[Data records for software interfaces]
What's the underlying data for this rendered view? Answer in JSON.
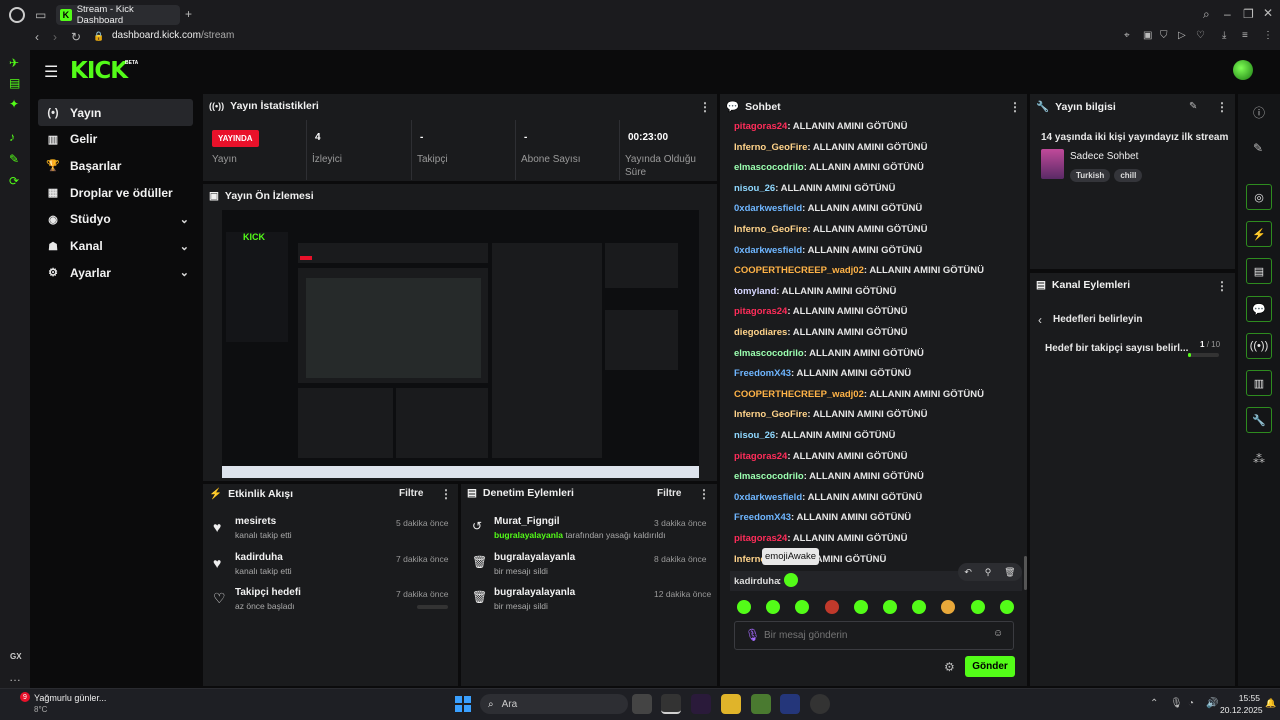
{
  "browser": {
    "tab_title": "Stream - Kick Dashboard",
    "url_host": "dashboard.kick.com",
    "url_path": "/stream",
    "gx_label": "GX"
  },
  "brand": {
    "logo": "KICK",
    "beta": "BETA",
    "accent": "#53fc18"
  },
  "nav": {
    "items": [
      {
        "label": "Yayın",
        "icon": "broadcast-icon",
        "active": true
      },
      {
        "label": "Gelir",
        "icon": "revenue-icon"
      },
      {
        "label": "Başarılar",
        "icon": "trophy-icon"
      },
      {
        "label": "Droplar ve ödüller",
        "icon": "gift-icon"
      },
      {
        "label": "Stüdyo",
        "icon": "studio-icon",
        "expandable": true
      },
      {
        "label": "Kanal",
        "icon": "channel-icon",
        "expandable": true
      },
      {
        "label": "Ayarlar",
        "icon": "gear-icon",
        "expandable": true
      }
    ]
  },
  "stats": {
    "title": "Yayın İstatistikleri",
    "live_badge": "YAYINDA",
    "cols": [
      {
        "value": "",
        "label": "Yayın"
      },
      {
        "value": "4",
        "label": "İzleyici"
      },
      {
        "value": "-",
        "label": "Takipçi"
      },
      {
        "value": "-",
        "label": "Abone Sayısı"
      },
      {
        "value": "00:23:00",
        "label": "Yayında Olduğu Süre"
      }
    ]
  },
  "preview": {
    "title": "Yayın Ön İzlemesi"
  },
  "activity": {
    "title": "Etkinlik Akışı",
    "filter": "Filtre",
    "items": [
      {
        "name": "mesirets",
        "sub": "kanalı takip etti",
        "time": "5 dakika önce",
        "icon": "heart-icon"
      },
      {
        "name": "kadirduha",
        "sub": "kanalı takip etti",
        "time": "7 dakika önce",
        "icon": "heart-icon"
      },
      {
        "name": "Takipçi hedefi",
        "sub": "az önce başladı",
        "time": "7 dakika önce",
        "icon": "heart-outline-icon"
      }
    ]
  },
  "moderation": {
    "title": "Denetim Eylemleri",
    "filter": "Filtre",
    "items": [
      {
        "name": "Murat_Figngil",
        "sub_hl": "bugralayalayanla",
        "sub": " tarafından yasağı kaldırıldı",
        "time": "3 dakika önce",
        "icon": "undo-icon"
      },
      {
        "name": "bugralayalayanla",
        "sub_hl": "",
        "sub": "bir mesajı sildi",
        "time": "8 dakika önce",
        "icon": "trash-icon"
      },
      {
        "name": "bugralayalayanla",
        "sub_hl": "",
        "sub": "bir mesajı sildi",
        "time": "12 dakika önce",
        "icon": "trash-icon"
      }
    ]
  },
  "chat": {
    "title": "Sohbet",
    "message": ": ALLANIN AMINI GÖTÜNÜ",
    "messages": [
      {
        "user": "pitagoras24",
        "color": "#ff2d5a"
      },
      {
        "user": "Inferno_GeoFire",
        "color": "#ffd38a"
      },
      {
        "user": "elmascocodrilo",
        "color": "#9bffb0"
      },
      {
        "user": "nisou_26",
        "color": "#8fd8ff"
      },
      {
        "user": "0xdarkwesfield",
        "color": "#6fb6ff"
      },
      {
        "user": "Inferno_GeoFire",
        "color": "#ffd38a"
      },
      {
        "user": "0xdarkwesfield",
        "color": "#6fb6ff"
      },
      {
        "user": "COOPERTHECREEP_wadj02",
        "color": "#ffb347"
      },
      {
        "user": "tomyland",
        "color": "#d6d6ff"
      },
      {
        "user": "pitagoras24",
        "color": "#ff2d5a"
      },
      {
        "user": "diegodiares",
        "color": "#ffd38a"
      },
      {
        "user": "elmascocodrilo",
        "color": "#9bffb0"
      },
      {
        "user": "FreedomX43",
        "color": "#6fb6ff"
      },
      {
        "user": "COOPERTHECREEP_wadj02",
        "color": "#ffb347"
      },
      {
        "user": "Inferno_GeoFire",
        "color": "#ffd38a"
      },
      {
        "user": "nisou_26",
        "color": "#8fd8ff"
      },
      {
        "user": "pitagoras24",
        "color": "#ff2d5a"
      },
      {
        "user": "elmascocodrilo",
        "color": "#9bffb0"
      },
      {
        "user": "0xdarkwesfield",
        "color": "#6fb6ff"
      },
      {
        "user": "FreedomX43",
        "color": "#6fb6ff"
      },
      {
        "user": "pitagoras24",
        "color": "#ff2d5a"
      },
      {
        "user": "Inferno",
        "color": "#ffd38a"
      }
    ],
    "last_user": "kadirduha",
    "tooltip": "emojiAwake",
    "placeholder": "Bir mesaj gönderin",
    "send": "Gönder"
  },
  "stream_info": {
    "title": "Yayın bilgisi",
    "stream_title": "14 yaşında iki kişi yayındayız ilk stream",
    "category": "Sadece Sohbet",
    "tags": [
      "Turkish",
      "chill"
    ]
  },
  "channel_actions": {
    "title": "Kanal Eylemleri",
    "back_label": "Hedefleri belirleyin",
    "goal_label": "Hedef bir takipçi sayısı belirl...",
    "goal_current": "1",
    "goal_total": "/ 10",
    "goal_progress": 0.1
  },
  "taskbar": {
    "weather_title": "Yağmurlu günler...",
    "weather_temp": "8°C",
    "weather_badge": "9",
    "search": "Ara",
    "time": "15:55",
    "date": "20.12.2025"
  }
}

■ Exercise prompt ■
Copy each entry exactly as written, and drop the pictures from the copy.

■ Result of the exercise ■
What's the underlying data for this rendered view? Answer in JSON.
{
  "browser": {
    "tab_title": "Stream - Kick Dashboard",
    "url_host": "dashboard.kick.com",
    "url_path": "/stream",
    "gx_label": "GX"
  },
  "brand": {
    "logo": "KICK",
    "beta": "BETA",
    "accent": "#53fc18"
  },
  "nav": {
    "items": [
      {
        "label": "Yayın",
        "icon": "broadcast-icon",
        "active": true
      },
      {
        "label": "Gelir",
        "icon": "revenue-icon"
      },
      {
        "label": "Başarılar",
        "icon": "trophy-icon"
      },
      {
        "label": "Droplar ve ödüller",
        "icon": "gift-icon"
      },
      {
        "label": "Stüdyo",
        "icon": "studio-icon",
        "expandable": true
      },
      {
        "label": "Kanal",
        "icon": "channel-icon",
        "expandable": true
      },
      {
        "label": "Ayarlar",
        "icon": "gear-icon",
        "expandable": true
      }
    ]
  },
  "stats": {
    "title": "Yayın İstatistikleri",
    "live_badge": "YAYINDA",
    "cols": [
      {
        "value": "",
        "label": "Yayın"
      },
      {
        "value": "4",
        "label": "İzleyici"
      },
      {
        "value": "-",
        "label": "Takipçi"
      },
      {
        "value": "-",
        "label": "Abone Sayısı"
      },
      {
        "value": "00:23:00",
        "label": "Yayında Olduğu Süre"
      }
    ]
  },
  "preview": {
    "title": "Yayın Ön İzlemesi"
  },
  "activity": {
    "title": "Etkinlik Akışı",
    "filter": "Filtre",
    "items": [
      {
        "name": "mesirets",
        "sub": "kanalı takip etti",
        "time": "5 dakika önce",
        "icon": "heart-icon"
      },
      {
        "name": "kadirduha",
        "sub": "kanalı takip etti",
        "time": "7 dakika önce",
        "icon": "heart-icon"
      },
      {
        "name": "Takipçi hedefi",
        "sub": "az önce başladı",
        "time": "7 dakika önce",
        "icon": "heart-outline-icon"
      }
    ]
  },
  "moderation": {
    "title": "Denetim Eylemleri",
    "filter": "Filtre",
    "items": [
      {
        "name": "Murat_Figngil",
        "sub_hl": "bugralayalayanla",
        "sub": " tarafından yasağı kaldırıldı",
        "time": "3 dakika önce",
        "icon": "undo-icon"
      },
      {
        "name": "bugralayalayanla",
        "sub_hl": "",
        "sub": "bir mesajı sildi",
        "time": "8 dakika önce",
        "icon": "trash-icon"
      },
      {
        "name": "bugralayalayanla",
        "sub_hl": "",
        "sub": "bir mesajı sildi",
        "time": "12 dakika önce",
        "icon": "trash-icon"
      }
    ]
  },
  "chat": {
    "title": "Sohbet",
    "message": ": ALLANIN AMINI GÖTÜNÜ",
    "messages": [
      {
        "user": "pitagoras24",
        "color": "#ff2d5a"
      },
      {
        "user": "Inferno_GeoFire",
        "color": "#ffd38a"
      },
      {
        "user": "elmascocodrilo",
        "color": "#9bffb0"
      },
      {
        "user": "nisou_26",
        "color": "#8fd8ff"
      },
      {
        "user": "0xdarkwesfield",
        "color": "#6fb6ff"
      },
      {
        "user": "Inferno_GeoFire",
        "color": "#ffd38a"
      },
      {
        "user": "0xdarkwesfield",
        "color": "#6fb6ff"
      },
      {
        "user": "COOPERTHECREEP_wadj02",
        "color": "#ffb347"
      },
      {
        "user": "tomyland",
        "color": "#d6d6ff"
      },
      {
        "user": "pitagoras24",
        "color": "#ff2d5a"
      },
      {
        "user": "diegodiares",
        "color": "#ffd38a"
      },
      {
        "user": "elmascocodrilo",
        "color": "#9bffb0"
      },
      {
        "user": "FreedomX43",
        "color": "#6fb6ff"
      },
      {
        "user": "COOPERTHECREEP_wadj02",
        "color": "#ffb347"
      },
      {
        "user": "Inferno_GeoFire",
        "color": "#ffd38a"
      },
      {
        "user": "nisou_26",
        "color": "#8fd8ff"
      },
      {
        "user": "pitagoras24",
        "color": "#ff2d5a"
      },
      {
        "user": "elmascocodrilo",
        "color": "#9bffb0"
      },
      {
        "user": "0xdarkwesfield",
        "color": "#6fb6ff"
      },
      {
        "user": "FreedomX43",
        "color": "#6fb6ff"
      },
      {
        "user": "pitagoras24",
        "color": "#ff2d5a"
      },
      {
        "user": "Inferno",
        "color": "#ffd38a"
      }
    ],
    "last_user": "kadirduha",
    "tooltip": "emojiAwake",
    "placeholder": "Bir mesaj gönderin",
    "send": "Gönder"
  },
  "stream_info": {
    "title": "Yayın bilgisi",
    "stream_title": "14 yaşında iki kişi yayındayız ilk stream",
    "category": "Sadece Sohbet",
    "tags": [
      "Turkish",
      "chill"
    ]
  },
  "channel_actions": {
    "title": "Kanal Eylemleri",
    "back_label": "Hedefleri belirleyin",
    "goal_label": "Hedef bir takipçi sayısı belirl...",
    "goal_current": "1",
    "goal_total": "/ 10",
    "goal_progress": 0.1
  },
  "taskbar": {
    "weather_title": "Yağmurlu günler...",
    "weather_temp": "8°C",
    "weather_badge": "9",
    "search": "Ara",
    "time": "15:55",
    "date": "20.12.2025"
  }
}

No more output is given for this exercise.